So yesterday for a print test I decided to print a small racheting torque wrench (to test how the printer handles printing parts with moving mechanical components) designed by a company called Made in Space for the International Space Station (ISS). While this wasn’t the first object printed in space it was the first printed to meet the need of an astronaut whom would have otherwise had to wait until the next supply shuttle for his beloved wrench which could be months away.
The wrench took 4 hours to print with each accessory’s clocking in at 1 hour each using a speed of 50mm/s, 0.1mm layer height and 20% infill. The print itself turned out very well and functions perfectly even if it doesn’t have the smoothest operation.
Possibly the most impressive thing about building this wrench is the thought that has gone into the design of the internal ratcheting mechanism which is most evident halfway through the print.
Above you can see the gear around the socket as well as the lever (FYI I don’t know the proper technical names for these parts just making stuff up) which on the right has a small piece of plastic that touches the side wall and acts as a spring.
Also as you’d expect it does indeed perform to the torque rating of 3 in-lb etched onto the side of the wrench (even managed to get up to 10 in-lb without mechanical failure) however I find it curious that the rating is in in-lb (inch-pounds) and not the metric unit of N.m (newton meters) especially since NASA officially switched over to the metric system in January 2007. Perhaps Made in Space didn’t get the memo.
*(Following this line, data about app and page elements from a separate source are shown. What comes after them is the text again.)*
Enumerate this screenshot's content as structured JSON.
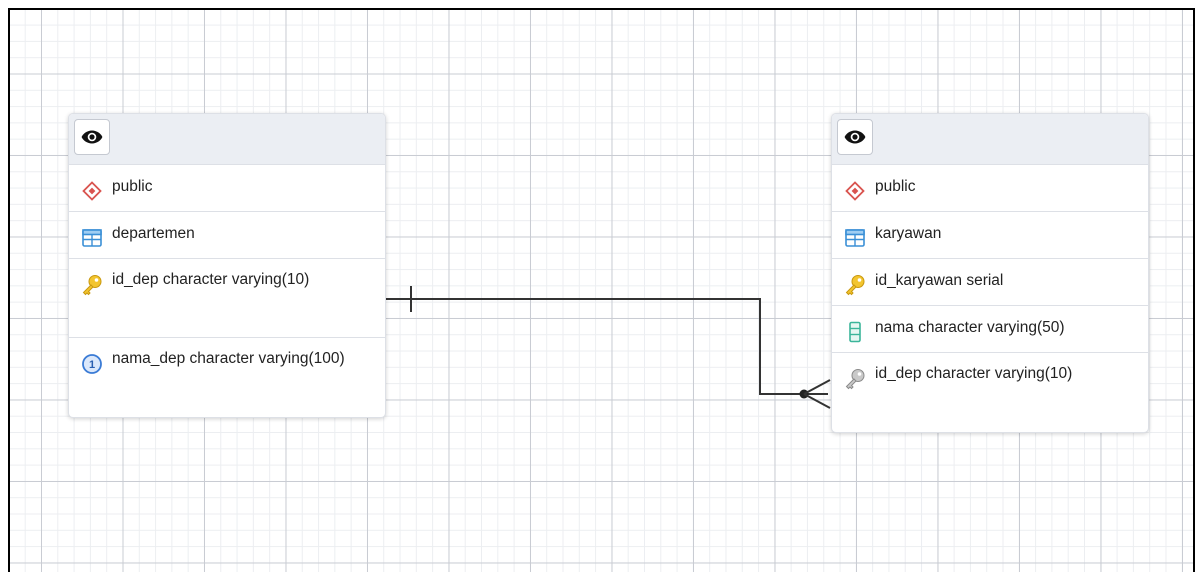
{
  "tables": [
    {
      "schema": "public",
      "name": "departemen",
      "columns": [
        {
          "text": "id_dep character varying(10)",
          "icon": "primary-key-icon"
        },
        {
          "text": "nama_dep character varying(100)",
          "icon": "column-number-icon"
        }
      ]
    },
    {
      "schema": "public",
      "name": "karyawan",
      "columns": [
        {
          "text": "id_karyawan serial",
          "icon": "primary-key-icon"
        },
        {
          "text": "nama character varying(50)",
          "icon": "column-icon"
        },
        {
          "text": "id_dep character varying(10)",
          "icon": "foreign-key-icon"
        }
      ]
    }
  ],
  "relationship": {
    "from": "departemen.id_dep",
    "to": "karyawan.id_dep",
    "from_cardinality": "one",
    "to_cardinality": "many"
  },
  "colors": {
    "schema_icon": "#d9534f",
    "table_icon": "#3a8fd6",
    "primary_key": "#e8b923",
    "foreign_key": "#9a9a9a",
    "column_icon": "#3bb59a",
    "number_icon": "#3a7bd5",
    "link_line": "#333333"
  }
}
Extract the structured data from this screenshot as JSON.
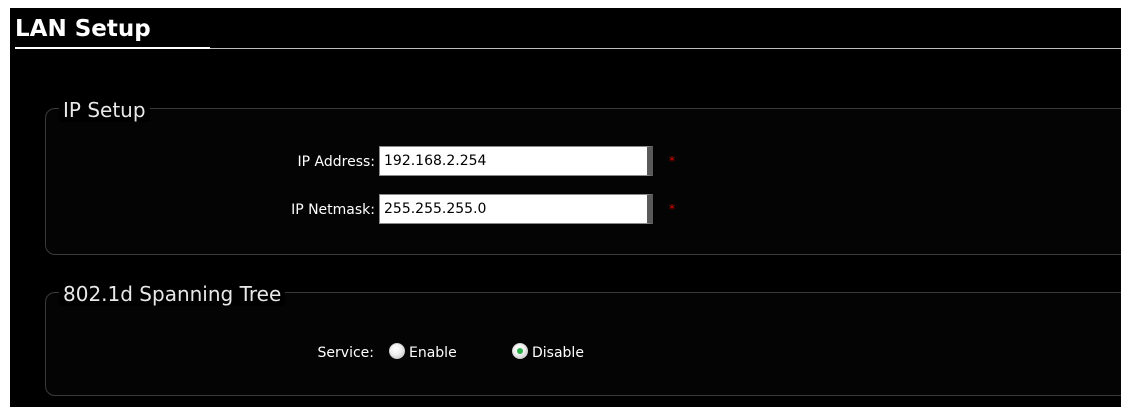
{
  "page": {
    "title": "LAN Setup"
  },
  "ip_setup": {
    "legend": "IP Setup",
    "ip_address": {
      "label": "IP Address:",
      "value": "192.168.2.254",
      "required_mark": "*"
    },
    "ip_netmask": {
      "label": "IP Netmask:",
      "value": "255.255.255.0",
      "required_mark": "*"
    }
  },
  "spanning_tree": {
    "legend": "802.1d Spanning Tree",
    "service": {
      "label": "Service:",
      "options": [
        {
          "label": "Enable",
          "selected": false
        },
        {
          "label": "Disable",
          "selected": true
        }
      ]
    }
  },
  "colors": {
    "background": "#000000",
    "text": "#ffffff",
    "required": "#e00000",
    "radio_selected": "#2db14a"
  }
}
By far this is my favourite object that we have printed thus far and If you have access to a 3D printer and want to try it yourself you can find the part from NASA’s website here.